(Dataset entries)
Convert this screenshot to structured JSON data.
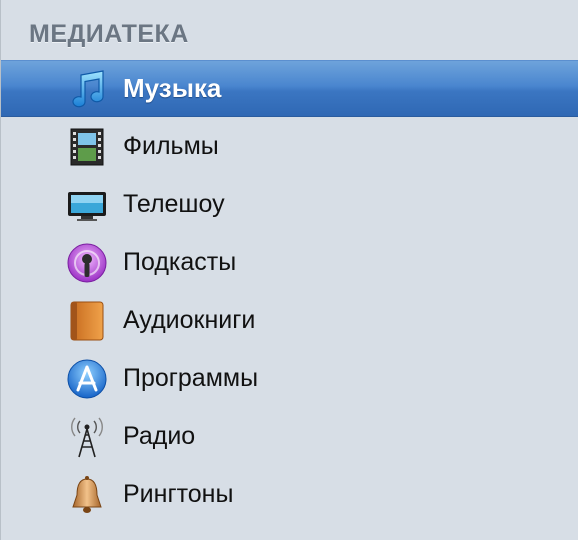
{
  "library": {
    "header": "МЕДИАТЕКА",
    "items": [
      {
        "label": "Музыка",
        "icon": "music-note-icon",
        "selected": true
      },
      {
        "label": "Фильмы",
        "icon": "film-icon",
        "selected": false
      },
      {
        "label": "Телешоу",
        "icon": "tv-icon",
        "selected": false
      },
      {
        "label": "Подкасты",
        "icon": "podcast-icon",
        "selected": false
      },
      {
        "label": "Аудиокниги",
        "icon": "audiobook-icon",
        "selected": false
      },
      {
        "label": "Программы",
        "icon": "app-store-icon",
        "selected": false
      },
      {
        "label": "Радио",
        "icon": "radio-antenna-icon",
        "selected": false
      },
      {
        "label": "Рингтоны",
        "icon": "bell-icon",
        "selected": false
      }
    ]
  },
  "colors": {
    "sidebar_bg": "#d7dee6",
    "selection": "#3b76c2",
    "header_text": "#6b7683"
  }
}
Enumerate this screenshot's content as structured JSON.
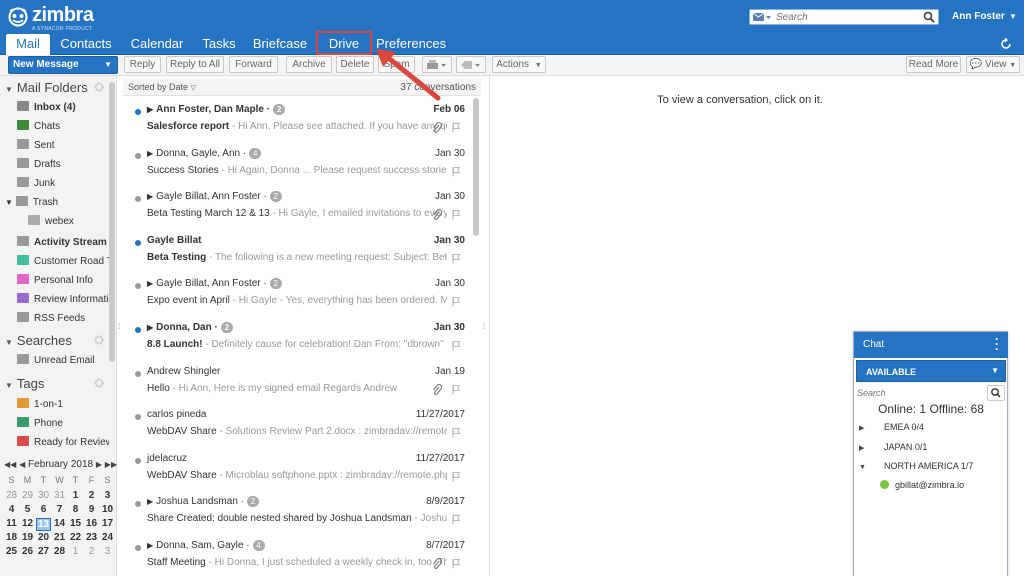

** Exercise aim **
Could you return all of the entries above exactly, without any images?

** Response box **
Convert this screenshot to structured JSON data.
{
  "library": {
    "header": "МЕДИАТЕКА",
    "items": [
      {
        "label": "Музыка",
        "icon": "music-note-icon",
        "selected": true
      },
      {
        "label": "Фильмы",
        "icon": "film-icon",
        "selected": false
      },
      {
        "label": "Телешоу",
        "icon": "tv-icon",
        "selected": false
      },
      {
        "label": "Подкасты",
        "icon": "podcast-icon",
        "selected": false
      },
      {
        "label": "Аудиокниги",
        "icon": "audiobook-icon",
        "selected": false
      },
      {
        "label": "Программы",
        "icon": "app-store-icon",
        "selected": false
      },
      {
        "label": "Радио",
        "icon": "radio-antenna-icon",
        "selected": false
      },
      {
        "label": "Рингтоны",
        "icon": "bell-icon",
        "selected": false
      }
    ]
  },
  "colors": {
    "sidebar_bg": "#d7dee6",
    "selection": "#3b76c2",
    "header_text": "#6b7683"
  }
}
Enumerate this screenshot's content as structured JSON.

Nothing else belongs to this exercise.